TASK PROMPT: Apart from the pictures, every part of the records below gets retyped exactly.

§

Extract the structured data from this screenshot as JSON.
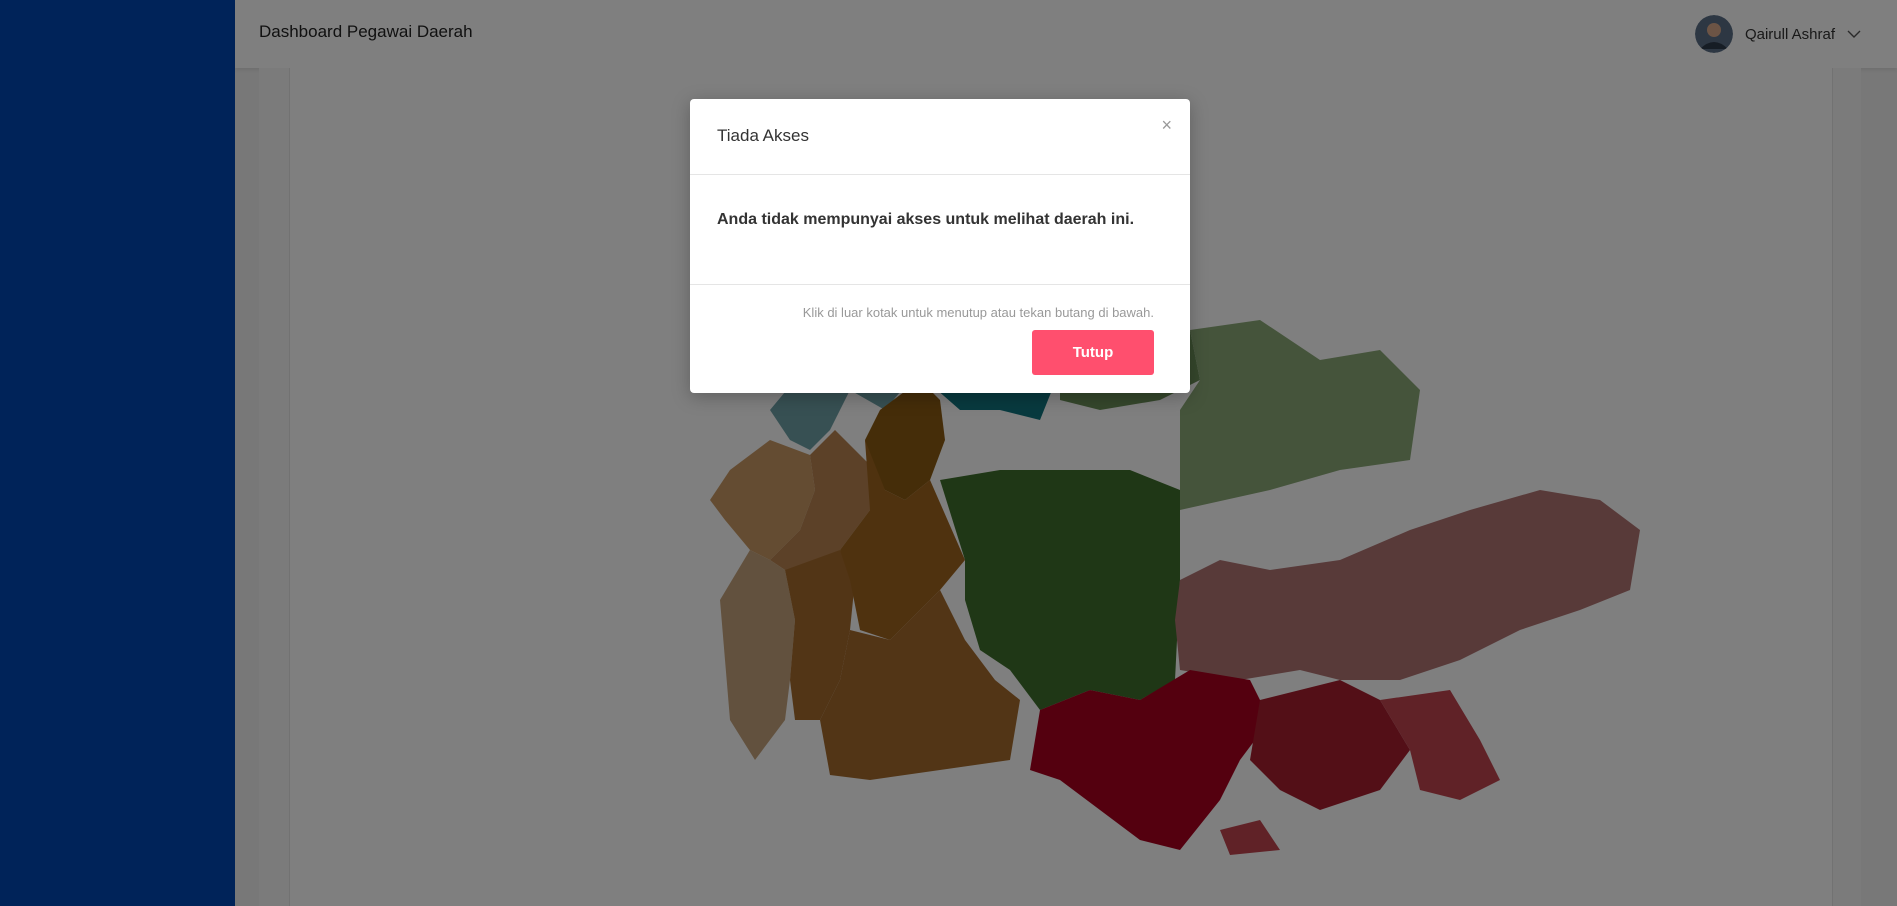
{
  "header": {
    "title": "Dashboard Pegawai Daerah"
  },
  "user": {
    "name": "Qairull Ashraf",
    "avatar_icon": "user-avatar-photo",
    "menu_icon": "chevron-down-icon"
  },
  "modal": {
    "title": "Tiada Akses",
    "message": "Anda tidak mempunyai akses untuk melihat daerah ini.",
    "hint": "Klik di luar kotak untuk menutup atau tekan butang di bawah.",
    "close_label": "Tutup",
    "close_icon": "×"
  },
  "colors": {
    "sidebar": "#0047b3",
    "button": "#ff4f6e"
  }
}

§

YOUR SOLUTION:
Extract the structured data from this screenshot as JSON.
{
  "header": {
    "title": "Dashboard Pegawai Daerah"
  },
  "user": {
    "name": "Qairull Ashraf",
    "avatar_icon": "user-avatar-photo",
    "menu_icon": "chevron-down-icon"
  },
  "modal": {
    "title": "Tiada Akses",
    "message": "Anda tidak mempunyai akses untuk melihat daerah ini.",
    "hint": "Klik di luar kotak untuk menutup atau tekan butang di bawah.",
    "close_label": "Tutup",
    "close_icon": "×"
  },
  "colors": {
    "sidebar": "#0047b3",
    "button": "#ff4f6e"
  }
}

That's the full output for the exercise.